Identifying and addressing health issues is a critical aspect of healthcare and public health. Early detection and timely intervention can prevent the progression of diseases and improve overall health outcomes. Here are the key steps involved in identifying and addressing health issues:
1. Assessment and Screening:
- Regular health assessments and screenings are essential for identifying potential health issues. These can include:
- Routine physical exams, which may involve measuring vital signs, reviewing medical history, and assessing general health.
- Specific screenings, such as blood pressure checks, cholesterol tests, and cancer screenings (e.g., mammograms, colonoscopies).
- Assessments for common risk factors, such as smoking, alcohol use, and dietary habits.
2. Health History:
- Collect and review the patient’s medical and family history to identify genetic predispositions and potential risk factors for certain conditions.
3. Symptom Recognition:
- Encourage individuals to recognize and report any unusual or persistent symptoms. This can include changes in pain, discomfort, fatigue, or any physical or mental health symptoms.
- Promote self-examination for certain conditions, such as breast self-exams for breast cancer and testicular self-exams for testicular cancer.
5. Diagnostic Tests:
- If symptoms or risk factors are present, healthcare providers may order diagnostic tests to confirm a diagnosis or rule out specific health issues. These tests can include blood tests, imaging (e.g., X-rays, MRI, CT scans), and biopsies.
6. Specialist Consultations:
- When necessary, refer individuals to specialists, such as cardiologists, endocrinologists, oncologists, or mental health professionals, for more in-depth evaluation and treatment.
7. Risk Factor Modification:
- Address modifiable risk factors that contribute to health issues, such as smoking cessation, alcohol reduction, and dietary changes.
8. Lifestyle Modification:

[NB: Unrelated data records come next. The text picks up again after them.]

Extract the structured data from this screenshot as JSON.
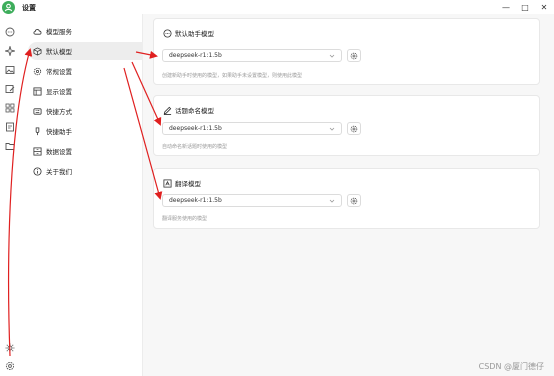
{
  "window": {
    "title": "设置",
    "minimize_glyph": "—",
    "maximize_glyph": "□",
    "close_glyph": "✕"
  },
  "rail": {
    "icons": [
      "chat-icon",
      "sparkle-icon",
      "image-icon",
      "image-edit-icon",
      "apps-icon",
      "document-edit-icon",
      "folder-icon",
      "brightness-icon",
      "settings-icon"
    ]
  },
  "sidebar": {
    "items": [
      {
        "label": "模型服务",
        "icon": "cloud-icon",
        "active": false
      },
      {
        "label": "默认模型",
        "icon": "cube-icon",
        "active": true
      },
      {
        "label": "常规设置",
        "icon": "gear-icon",
        "active": false
      },
      {
        "label": "显示设置",
        "icon": "monitor-icon",
        "active": false
      },
      {
        "label": "快捷方式",
        "icon": "rocket-icon",
        "active": false
      },
      {
        "label": "快捷助手",
        "icon": "bulb-icon",
        "active": false
      },
      {
        "label": "数据设置",
        "icon": "database-icon",
        "active": false
      },
      {
        "label": "关于我们",
        "icon": "info-icon",
        "active": false
      }
    ]
  },
  "cards": [
    {
      "title": "默认助手模型",
      "icon": "message-icon",
      "model": "deepseek-r1:1.5b",
      "desc": "创建新助手时使用的模型，如果助手未设置模型，则使用此模型"
    },
    {
      "title": "话题命名模型",
      "icon": "pen-icon",
      "model": "deepseek-r1:1.5b",
      "desc": "自动命名新话题时使用的模型"
    },
    {
      "title": "翻译模型",
      "icon": "translate-icon",
      "model": "deepseek-r1:1.5b",
      "desc": "翻译服务使用的模型"
    }
  ],
  "watermark": "CSDN @厦门德仔",
  "colors": {
    "accent_green": "#3dad5b",
    "arrow_red": "#e02020",
    "active_bg": "#ededed",
    "main_bg": "#f7f7f7"
  }
}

- Encourage individuals to adopt a healthy lifestyle, including regular exercise, a balanced diet, adequate sleep, and stress management. These habits can prevent many health issues.
- Promote age-appropriate immunizations and vaccinations to prevent infectious diseases, such as flu, measles, mumps, rubella, and hepatitis.
10. Medication and Treatment: – If a diagnosis is made, healthcare providers may prescribe medications, therapies, or surgical interventions to address specific health issues. Ensure patient compliance with treatment plans.
11. Mental Health Assessment: – Conduct mental health assessments to identify and address mental health issues, such as depression, anxiety, or substance use disorders.
12. Preventive Care: – Advocate for and provide preventive care, including regular health check-ups, immunizations, screenings, and lifestyle counseling.
13. Follow-Up Care: – Ensure that individuals receive appropriate follow-up care to monitor their health status, track the progress of treatment, and make necessary adjustments to the care plan.
14. Patient Education: – Educate individuals about their health issues, treatment options, and self-management strategies to empower them to take an active role in their health.
15. Support and Counseling: – Offer emotional and psychological support, particularly for individuals dealing with chronic or severe health issues. Counseling and support groups can be valuable resources.
16. Rehabilitation and Recovery: – Facilitate rehabilitation services for individuals recovering from injuries, surgeries, or chronic conditions.
17. Public Health Initiatives: – Support public health initiatives and campaigns that address health issues on a broader scale, such as smoking cessation programs, anti-obesity campaigns, and mental health awareness efforts.
18. Research and Data Analysis: – Conduct research to better understand the causes and prevalence of health issues, and use data to inform public health policies and interventions.
19. Collaboration: – Foster collaboration among healthcare providers, public health agencies, community organizations, and policymakers to develop comprehensive strategies for identifying and addressing health issues.
Identifying and addressing health issues requires a multi-faceted and collaborative approach. It is a shared responsibility involving individuals, healthcare providers, communities, and policymakers, with the goal of improving health outcomes and enhancing the quality of life for all.